According to the present invention, PVA is mixed with Water and a cyclic amide plasticizer, as described above, and, if desired, also with a water-soluble alkanol, a thermal stabilizer for the PVA such as a metal salt and ICC other ingredients, e.g., pigments, dyes, odorants, etc., to provide a composition containing from about 50 to about weight percent PVA and from about 50 to 10 weight percent cyclic amide, PVA basis. The metal salt, if desired, is dissolved in the water and added to the other ingredients in the solution. After mixing, the resulting composition is passed through rolls to form the material in strips. The temperature of the rolls may be varied within wide limits, e.g., 15 -90 0, depending upon the water content, the nature of the PVA, the thickness of the strips and the ingredients of the mixture. The strips may then be converted by extrusion or molding procedures into any indicated form. Other methods, e.g., casting films from solutions, may also be used.

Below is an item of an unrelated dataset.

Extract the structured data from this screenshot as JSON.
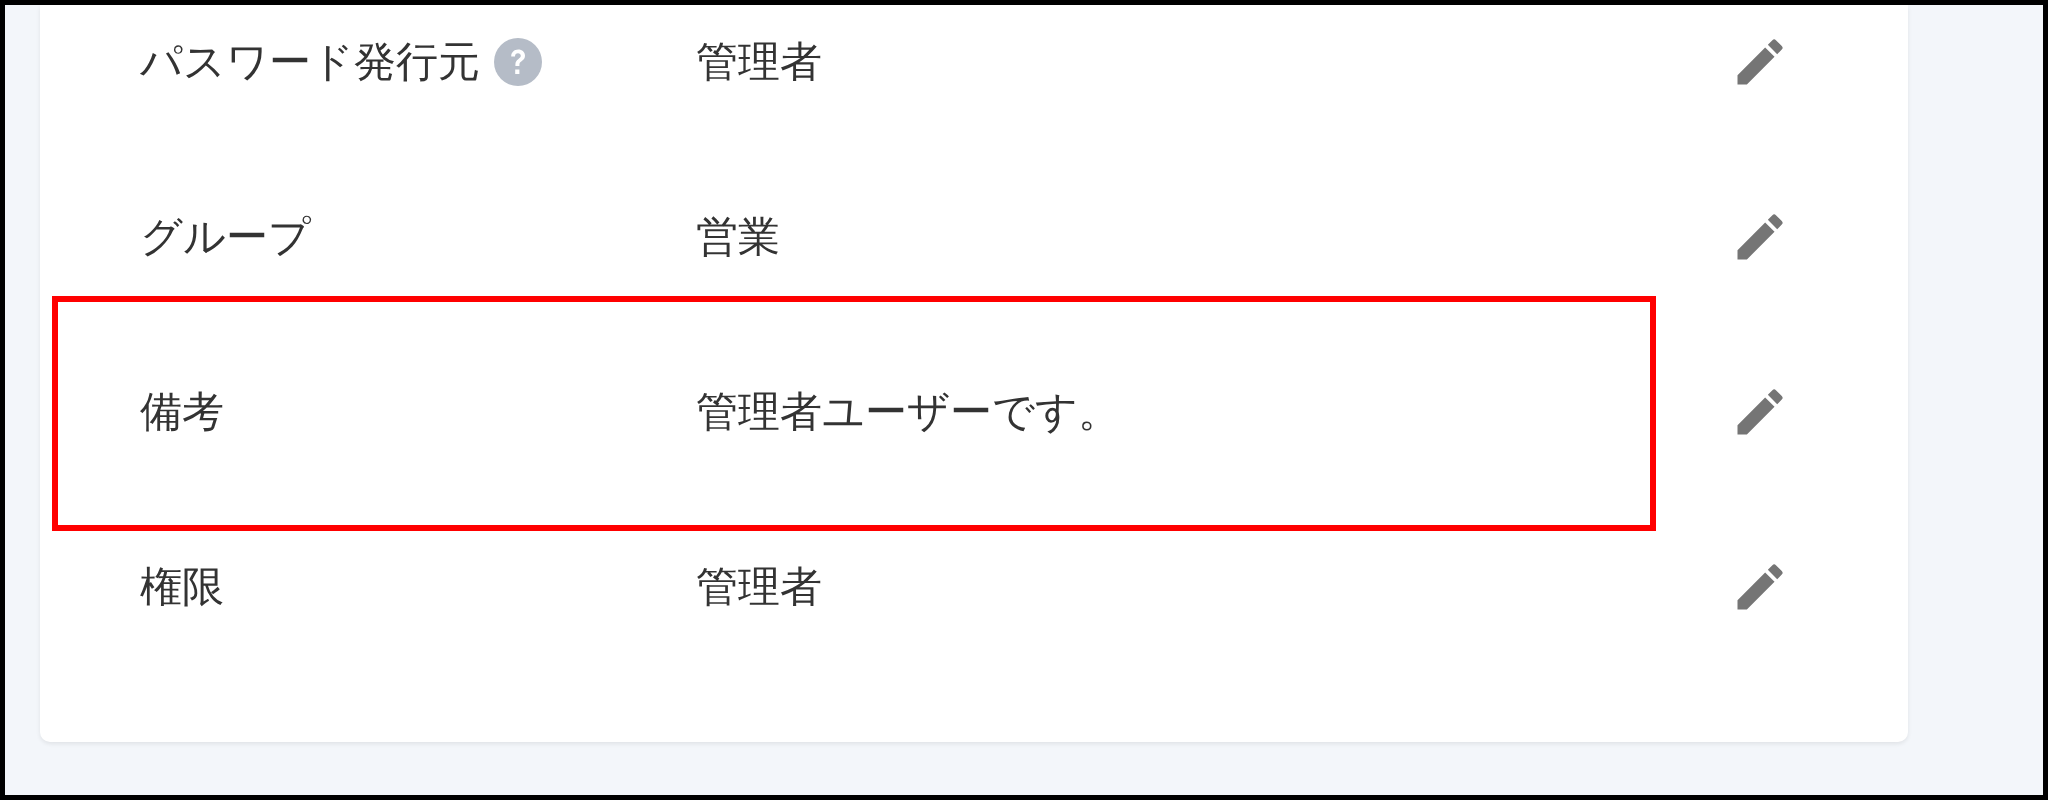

The following examples describe completely representative specific embodiments and the best mode contemplated by the inventor of carrying out the invention. The examples are not to be taken as limitative of the invention other than as defined in the claims.
Example 1 A stock solution was prepared from 10 g. of Elvanol 52-22 polyvinyl alcohol (Du Pont), 50 ml. of water and 50 ml. of ethanol. To 10 ml. of stock solution 0.3 g. of a plasticizer, as indicated below, was added and a film was cast on a glass plate using a doctor blade. After the solvent had evaporated, the film was removed with a razor blade. All of the films were clear. The other properties are described below, following the plasticizer used.
ethylene glycol: fairly brittle film; lost considerable fiexibility on standing 5-methyl-2-oxazolidinonez very flexible film; retained flexibility on prolonged standing 3-(2-hydroxyethyl)-5-methyl-2-oxazolidinone: very flexible, tough and elastic; film clings to objects; on prolonged standing some flexibility was lost, but still superior to glycerol propionate ester of 3 (2 hydroxyethyl)-5-methyl-2- oxazolidinone: properties similar to last preceding film glycerol: flexible, elastic film; gradually lost flexibility on prolonged standing; similar to S-methyl-Z-oxazolidinone.
Example 2 wherein R and R individually are H or a lower alkyl group containing up to 4 carbon atoms and R" is H or a hydroxyalkyl group containing up to 4 carbon atoms.
2. Polyvinyl alcohol plasticized with S-methyl-Z- oxazolidinone.
3. Polyvinyl alcohol plasticized with 3-(2-hydroxyethyl)-5-methyl-2-oxazolidinone.
4. Polyvinyl alcohol plasticized with 3-(2-hydroxypropyl) -S-methyl-Z-oxazolidinone.
References Cited UNITED SIATES PATENTS 4/1966" Walles et a1. 260-3095 OTHER REFERENCES Buttrey: Plasticizers, Franklin Publishing Co., 1960, pp. 14-15.
JULIUS FROME, Primary Examiner.
MORRIS LIEBMA-N, Examiner.
L. T. JACOBS, Assistant Examiner.